→ **Exercise description**: What is the number of lines in the data that contain "child"? Respond with nothing else.

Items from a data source
== Segment start ==

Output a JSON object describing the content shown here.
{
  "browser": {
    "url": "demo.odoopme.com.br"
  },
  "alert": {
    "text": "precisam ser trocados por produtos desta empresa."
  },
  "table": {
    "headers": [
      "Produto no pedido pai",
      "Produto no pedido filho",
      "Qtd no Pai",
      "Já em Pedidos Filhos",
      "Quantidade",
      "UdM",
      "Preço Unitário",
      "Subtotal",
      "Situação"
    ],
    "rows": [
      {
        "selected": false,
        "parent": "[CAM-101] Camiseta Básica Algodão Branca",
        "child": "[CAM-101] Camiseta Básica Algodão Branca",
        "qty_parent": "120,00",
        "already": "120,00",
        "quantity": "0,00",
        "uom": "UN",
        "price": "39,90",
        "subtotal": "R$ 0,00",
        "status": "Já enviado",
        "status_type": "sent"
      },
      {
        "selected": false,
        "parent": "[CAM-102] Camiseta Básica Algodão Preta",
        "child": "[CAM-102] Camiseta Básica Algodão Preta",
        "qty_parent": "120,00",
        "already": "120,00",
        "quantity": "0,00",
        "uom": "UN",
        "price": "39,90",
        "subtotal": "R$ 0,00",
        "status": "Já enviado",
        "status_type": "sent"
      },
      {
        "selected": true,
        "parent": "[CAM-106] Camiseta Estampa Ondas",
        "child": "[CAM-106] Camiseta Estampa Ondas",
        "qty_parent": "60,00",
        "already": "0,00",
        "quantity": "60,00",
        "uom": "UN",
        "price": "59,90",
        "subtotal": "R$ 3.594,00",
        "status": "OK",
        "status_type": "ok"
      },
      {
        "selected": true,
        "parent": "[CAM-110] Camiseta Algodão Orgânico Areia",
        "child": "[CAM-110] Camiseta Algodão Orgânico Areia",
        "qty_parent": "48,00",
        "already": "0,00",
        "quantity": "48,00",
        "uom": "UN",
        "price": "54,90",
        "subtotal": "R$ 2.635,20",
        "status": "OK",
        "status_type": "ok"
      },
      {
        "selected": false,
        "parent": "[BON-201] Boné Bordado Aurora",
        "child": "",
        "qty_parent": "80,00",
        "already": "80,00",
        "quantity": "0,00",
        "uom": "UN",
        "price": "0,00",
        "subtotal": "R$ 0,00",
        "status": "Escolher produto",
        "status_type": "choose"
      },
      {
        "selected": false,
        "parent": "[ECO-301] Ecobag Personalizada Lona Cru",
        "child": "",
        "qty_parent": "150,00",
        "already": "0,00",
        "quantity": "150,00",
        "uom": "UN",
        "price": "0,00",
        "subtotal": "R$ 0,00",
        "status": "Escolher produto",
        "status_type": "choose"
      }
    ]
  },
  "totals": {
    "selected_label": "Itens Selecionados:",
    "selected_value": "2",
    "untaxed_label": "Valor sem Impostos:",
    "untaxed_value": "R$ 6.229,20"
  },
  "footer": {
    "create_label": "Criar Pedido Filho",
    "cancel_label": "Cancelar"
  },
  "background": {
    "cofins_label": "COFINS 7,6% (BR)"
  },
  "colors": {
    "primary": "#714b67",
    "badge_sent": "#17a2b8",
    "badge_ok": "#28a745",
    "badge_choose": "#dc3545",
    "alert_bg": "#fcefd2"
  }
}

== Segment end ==

→ **Your response**: 6